Provided data: Begin

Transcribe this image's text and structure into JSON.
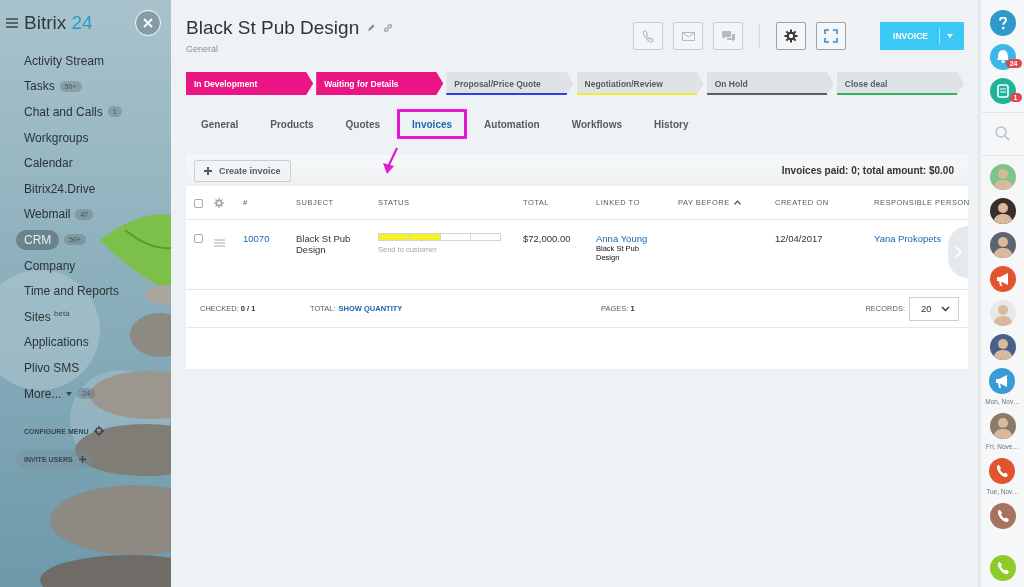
{
  "sidebar": {
    "logo": "Bitrix",
    "logo_suffix": "24",
    "items": [
      {
        "label": "Activity Stream",
        "selected": false
      },
      {
        "label": "Tasks",
        "counter": "50+",
        "selected": false
      },
      {
        "label": "Chat and Calls",
        "counter": "1",
        "selected": false
      },
      {
        "label": "Workgroups",
        "selected": false
      },
      {
        "label": "Calendar",
        "selected": false
      },
      {
        "label": "Bitrix24.Drive",
        "selected": false
      },
      {
        "label": "Webmail",
        "counter": "47",
        "selected": false
      },
      {
        "label": "CRM",
        "counter": "50+",
        "selected": true
      },
      {
        "label": "Company",
        "selected": false
      },
      {
        "label": "Time and Reports",
        "selected": false
      },
      {
        "label": "Sites $^{beta}$",
        "selected": false
      },
      {
        "label": "Applications",
        "selected": false
      },
      {
        "label": "Plivo SMS",
        "selected": false
      },
      {
        "label": "More...",
        "counter": "24",
        "dropdown": true,
        "selected": false
      }
    ],
    "configure": "CONFIGURE MENU",
    "invite": "INVITE USERS"
  },
  "header": {
    "title": "Black St Pub Design",
    "subtitle": "General",
    "action": "INVOICE"
  },
  "stages": [
    {
      "label": "In Development",
      "done": true,
      "color": "#ea1484"
    },
    {
      "label": "Waiting for Details",
      "done": true,
      "color": "#ea1484"
    },
    {
      "label": "Proposal/Price Quote",
      "done": false,
      "color": "#2e3fe6"
    },
    {
      "label": "Negotiation/Review",
      "done": false,
      "color": "#f2ea35"
    },
    {
      "label": "On Hold",
      "done": false,
      "color": "#5b5e62"
    },
    {
      "label": "Close deal",
      "done": false,
      "color": "#2fb45c"
    }
  ],
  "tabs": [
    {
      "label": "General",
      "selected": false,
      "highlighted": false
    },
    {
      "label": "Products",
      "selected": false,
      "highlighted": false
    },
    {
      "label": "Quotes",
      "selected": false,
      "highlighted": false
    },
    {
      "label": "Invoices",
      "selected": true,
      "highlighted": true
    },
    {
      "label": "Automation",
      "selected": false,
      "highlighted": false
    },
    {
      "label": "Workflows",
      "selected": false,
      "highlighted": false
    },
    {
      "label": "History",
      "selected": false,
      "highlighted": false
    }
  ],
  "invoices": {
    "create": "Create invoice",
    "select_all": {
      "checked": false
    },
    "summary": "Invoices paid: 0; total amount: $0.00",
    "columns": [
      {
        "label": "#",
        "sorted": false
      },
      {
        "label": "SUBJECT",
        "sorted": false
      },
      {
        "label": "STATUS",
        "sorted": false
      },
      {
        "label": "TOTAL",
        "sorted": false
      },
      {
        "label": "LINKED TO",
        "sorted": false
      },
      {
        "label": "PAY BEFORE",
        "sorted": true
      },
      {
        "label": "CREATED ON",
        "sorted": false
      },
      {
        "label": "RESPONSIBLE PERSON",
        "sorted": false
      }
    ],
    "rows": [
      {
        "checked": false,
        "number": "10070",
        "subject": "Black St Pub Design",
        "level": 0.5,
        "status": "Send to customer",
        "total": "$72,000.00",
        "contact": "Anna Young",
        "company": "Black St Pub Design",
        "created": "12/04/2017",
        "responsible": "Yana Prokopets"
      }
    ],
    "footer": {
      "checked_label": "CHECKED:",
      "checked": "0 / 1",
      "total_label": "TOTAL:",
      "total_link": "SHOW QUANTITY",
      "pages_label": "PAGES:",
      "pages": "1",
      "records_label": "RECORDS:",
      "records": "20"
    }
  },
  "rightbar": [
    {
      "kind": "help",
      "color": "#2f9ac9"
    },
    {
      "kind": "bell",
      "color": "#3bb7e8",
      "counter": "24"
    },
    {
      "kind": "chat",
      "color": "#1fb39a",
      "counter": "1"
    },
    {
      "kind": "search"
    },
    {
      "kind": "avatar",
      "color": "#7fc58a"
    },
    {
      "kind": "avatar",
      "color": "#3a2e2a"
    },
    {
      "kind": "avatar",
      "color": "#5b6470"
    },
    {
      "kind": "megaphone",
      "color": "#e2532f"
    },
    {
      "kind": "avatar",
      "color": "#e6e8ea"
    },
    {
      "kind": "avatar",
      "color": "#4a5f8a"
    },
    {
      "kind": "megaphone",
      "color": "#3a9bd5",
      "caption": "Mon, Nov…"
    },
    {
      "kind": "avatar",
      "color": "#8a7a6a",
      "caption": "Fri, Nove…"
    },
    {
      "kind": "phone",
      "color": "#e2532f",
      "caption": "Tue, Nov…"
    },
    {
      "kind": "phone",
      "color": "#a8735d"
    },
    {
      "kind": "call",
      "color": "#8dcb2b"
    }
  ]
}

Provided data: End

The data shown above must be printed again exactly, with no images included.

Solution:
Transcribe this image's text and structure into JSON.
{
  "sidebar": {
    "logo": "Bitrix",
    "logo_suffix": "24",
    "items": [
      {
        "label": "Activity Stream",
        "selected": false
      },
      {
        "label": "Tasks",
        "counter": "50+",
        "selected": false
      },
      {
        "label": "Chat and Calls",
        "counter": "1",
        "selected": false
      },
      {
        "label": "Workgroups",
        "selected": false
      },
      {
        "label": "Calendar",
        "selected": false
      },
      {
        "label": "Bitrix24.Drive",
        "selected": false
      },
      {
        "label": "Webmail",
        "counter": "47",
        "selected": false
      },
      {
        "label": "CRM",
        "counter": "50+",
        "selected": true
      },
      {
        "label": "Company",
        "selected": false
      },
      {
        "label": "Time and Reports",
        "selected": false
      },
      {
        "label": "Sites $^{beta}$",
        "selected": false
      },
      {
        "label": "Applications",
        "selected": false
      },
      {
        "label": "Plivo SMS",
        "selected": false
      },
      {
        "label": "More...",
        "counter": "24",
        "dropdown": true,
        "selected": false
      }
    ],
    "configure": "CONFIGURE MENU",
    "invite": "INVITE USERS"
  },
  "header": {
    "title": "Black St Pub Design",
    "subtitle": "General",
    "action": "INVOICE"
  },
  "stages": [
    {
      "label": "In Development",
      "done": true,
      "color": "#ea1484"
    },
    {
      "label": "Waiting for Details",
      "done": true,
      "color": "#ea1484"
    },
    {
      "label": "Proposal/Price Quote",
      "done": false,
      "color": "#2e3fe6"
    },
    {
      "label": "Negotiation/Review",
      "done": false,
      "color": "#f2ea35"
    },
    {
      "label": "On Hold",
      "done": false,
      "color": "#5b5e62"
    },
    {
      "label": "Close deal",
      "done": false,
      "color": "#2fb45c"
    }
  ],
  "tabs": [
    {
      "label": "General",
      "selected": false,
      "highlighted": false
    },
    {
      "label": "Products",
      "selected": false,
      "highlighted": false
    },
    {
      "label": "Quotes",
      "selected": false,
      "highlighted": false
    },
    {
      "label": "Invoices",
      "selected": true,
      "highlighted": true
    },
    {
      "label": "Automation",
      "selected": false,
      "highlighted": false
    },
    {
      "label": "Workflows",
      "selected": false,
      "highlighted": false
    },
    {
      "label": "History",
      "selected": false,
      "highlighted": false
    }
  ],
  "invoices": {
    "create": "Create invoice",
    "select_all": {
      "checked": false
    },
    "summary": "Invoices paid: 0; total amount: $0.00",
    "columns": [
      {
        "label": "#",
        "sorted": false
      },
      {
        "label": "SUBJECT",
        "sorted": false
      },
      {
        "label": "STATUS",
        "sorted": false
      },
      {
        "label": "TOTAL",
        "sorted": false
      },
      {
        "label": "LINKED TO",
        "sorted": false
      },
      {
        "label": "PAY BEFORE",
        "sorted": true
      },
      {
        "label": "CREATED ON",
        "sorted": false
      },
      {
        "label": "RESPONSIBLE PERSON",
        "sorted": false
      }
    ],
    "rows": [
      {
        "checked": false,
        "number": "10070",
        "subject": "Black St Pub Design",
        "level": 0.5,
        "status": "Send to customer",
        "total": "$72,000.00",
        "contact": "Anna Young",
        "company": "Black St Pub Design",
        "created": "12/04/2017",
        "responsible": "Yana Prokopets"
      }
    ],
    "footer": {
      "checked_label": "CHECKED:",
      "checked": "0 / 1",
      "total_label": "TOTAL:",
      "total_link": "SHOW QUANTITY",
      "pages_label": "PAGES:",
      "pages": "1",
      "records_label": "RECORDS:",
      "records": "20"
    }
  },
  "rightbar": [
    {
      "kind": "help",
      "color": "#2f9ac9"
    },
    {
      "kind": "bell",
      "color": "#3bb7e8",
      "counter": "24"
    },
    {
      "kind": "chat",
      "color": "#1fb39a",
      "counter": "1"
    },
    {
      "kind": "search"
    },
    {
      "kind": "avatar",
      "color": "#7fc58a"
    },
    {
      "kind": "avatar",
      "color": "#3a2e2a"
    },
    {
      "kind": "avatar",
      "color": "#5b6470"
    },
    {
      "kind": "megaphone",
      "color": "#e2532f"
    },
    {
      "kind": "avatar",
      "color": "#e6e8ea"
    },
    {
      "kind": "avatar",
      "color": "#4a5f8a"
    },
    {
      "kind": "megaphone",
      "color": "#3a9bd5",
      "caption": "Mon, Nov…"
    },
    {
      "kind": "avatar",
      "color": "#8a7a6a",
      "caption": "Fri, Nove…"
    },
    {
      "kind": "phone",
      "color": "#e2532f",
      "caption": "Tue, Nov…"
    },
    {
      "kind": "phone",
      "color": "#a8735d"
    },
    {
      "kind": "call",
      "color": "#8dcb2b"
    }
  ]
}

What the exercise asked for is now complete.